I have been a serious student of Scripture for many years now.  I know from my studies of the Bible that God has a much different time table than we do.  There are countless examples in the biblical accounts where God seems incredibly slow to act.  For example, the Hebrews held captive in Egypt cry out to God for help but it is quite some time before He sends Moses to be their deliverer.  And apparently people long before me struggled with God’s slowness.  The Psalmist repeatedly asks God “how long” He is going to wait before He does one thing or another.  Job, too, wondered why God was so slow in getting around to answering his questions.

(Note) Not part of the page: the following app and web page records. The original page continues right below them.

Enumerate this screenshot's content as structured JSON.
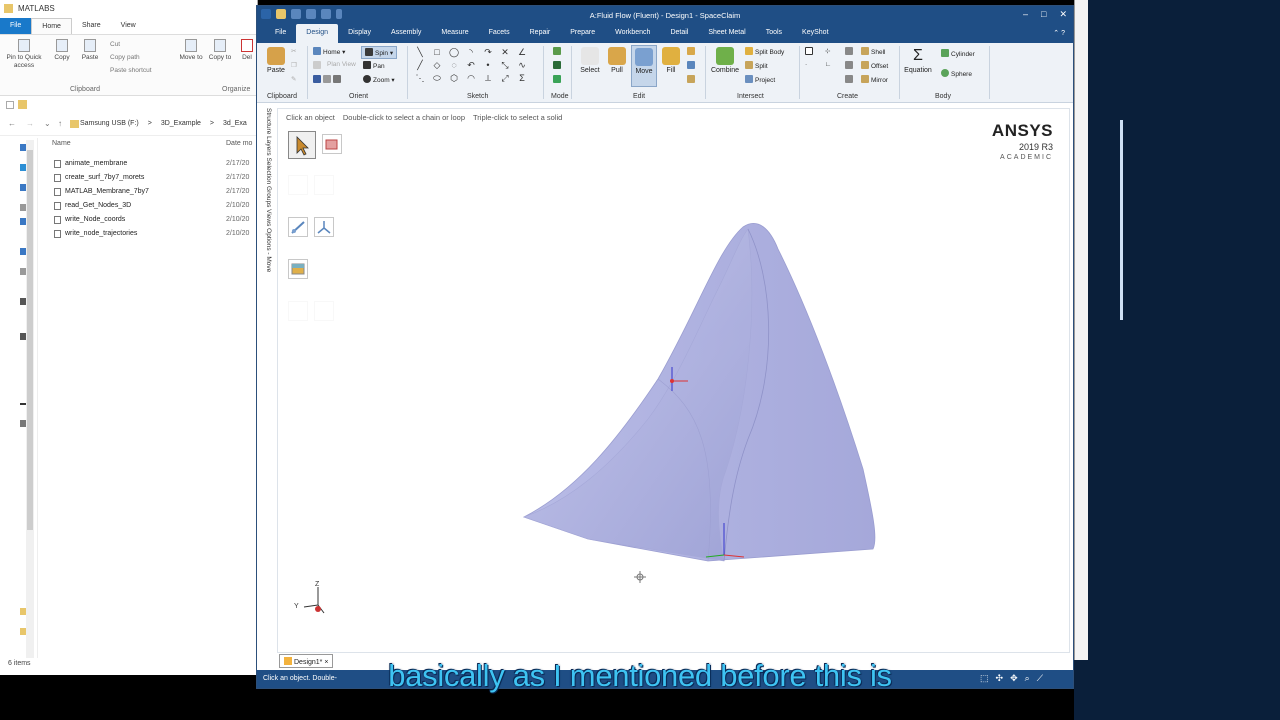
{
  "explorer": {
    "title": "MATLABS",
    "tabs": [
      "File",
      "Home",
      "Share",
      "View"
    ],
    "ribbon": {
      "pin": "Pin to Quick access",
      "copy": "Copy",
      "paste": "Paste",
      "cut": "Cut",
      "copy_path": "Copy path",
      "paste_shortcut": "Paste shortcut",
      "move_to": "Move to",
      "copy_to": "Copy to",
      "delete": "Del",
      "group_clipboard": "Clipboard",
      "group_organize": "Organize"
    },
    "breadcrumbs": [
      "Samsung USB (F:)",
      ">",
      "3D_Example",
      ">",
      "3d_Exa"
    ],
    "col_name": "Name",
    "col_date": "Date mo",
    "files": [
      {
        "name": "animate_membrane",
        "date": "2/17/20"
      },
      {
        "name": "create_surf_7by7_morets",
        "date": "2/17/20"
      },
      {
        "name": "MATLAB_Membrane_7by7",
        "date": "2/17/20"
      },
      {
        "name": "read_Get_Nodes_3D",
        "date": "2/10/20"
      },
      {
        "name": "write_Node_coords",
        "date": "2/10/20"
      },
      {
        "name": "write_node_trajectories",
        "date": "2/10/20"
      }
    ],
    "status": "6 items"
  },
  "spaceclaim": {
    "title": "A:Fluid Flow (Fluent) - Design1 - SpaceClaim",
    "tabs": [
      "File",
      "Design",
      "Display",
      "Assembly",
      "Measure",
      "Facets",
      "Repair",
      "Prepare",
      "Workbench",
      "Detail",
      "Sheet Metal",
      "Tools",
      "KeyShot"
    ],
    "active_tab": "Design",
    "ribbon": {
      "paste": "Paste",
      "home": "Home",
      "spin": "Spin",
      "plan_view": "Plan View",
      "pan": "Pan",
      "zoom": "Zoom",
      "select": "Select",
      "pull": "Pull",
      "move": "Move",
      "fill": "Fill",
      "combine": "Combine",
      "split_body": "Split Body",
      "split": "Split",
      "project": "Project",
      "shell": "Shell",
      "offset": "Offset",
      "mirror": "Mirror",
      "equation": "Equation",
      "cylinder": "Cylinder",
      "sphere": "Sphere",
      "groups": [
        "Clipboard",
        "Orient",
        "Sketch",
        "Mode",
        "Edit",
        "Intersect",
        "Create",
        "Body"
      ]
    },
    "side_tabs": "Structure  Layers  Selection  Groups  Views  Options - Move",
    "hint": [
      "Click an object",
      "Double-click to select a chain or loop",
      "Triple-click to select a solid"
    ],
    "logo": {
      "brand": "ANSYS",
      "version": "2019 R3",
      "edition": "ACADEMIC"
    },
    "axis": {
      "z": "Z",
      "y": "Y"
    },
    "doc_tab": "Design1*",
    "status": "Click an object. Double-"
  },
  "caption": "basically as I mentioned before this is",
  "colors": {
    "title_bar": "#1f4e85",
    "shape": "#b0b3e0",
    "caption": "#3ec3f2"
  }
}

 In 2 Peter 3:8 we read, “But do not forget this one thing, dear friends: With the Lord a day is like a thousand years, and a thousand years are like a day.”  Peter’s words reveal that the way we experience time contrasts greatly with the way God experiences time.  In today’s world, filled with so many time saving devices, we are used to immediate or quick results in many facets of our life.  That makes it even harder for us to deal with God’s propensity to take His time.  Our attitude tends to be “I want what I want and I want it now.”  The testimony of Scripture seems to indicate that God’s attitude is “I know what you need and I’ll provide for it when the time is right.”

The same Psalmist who frequently asked God “how long” He was going to take to act came to realize that when dealing with the Lord God Almighty we must learn to be patient.  At the conclusion of Psalm 27 he wrote: “Wait for the Lord; be strong and take heart and wait for the Lord.”  That’s good advice for all of us for whether He is creating beautiful arches or creating beautiful lives God does not get in a hurry. 

–Chuck

 (Top image: Princess Arch.  Bottom image: Rock Bridge)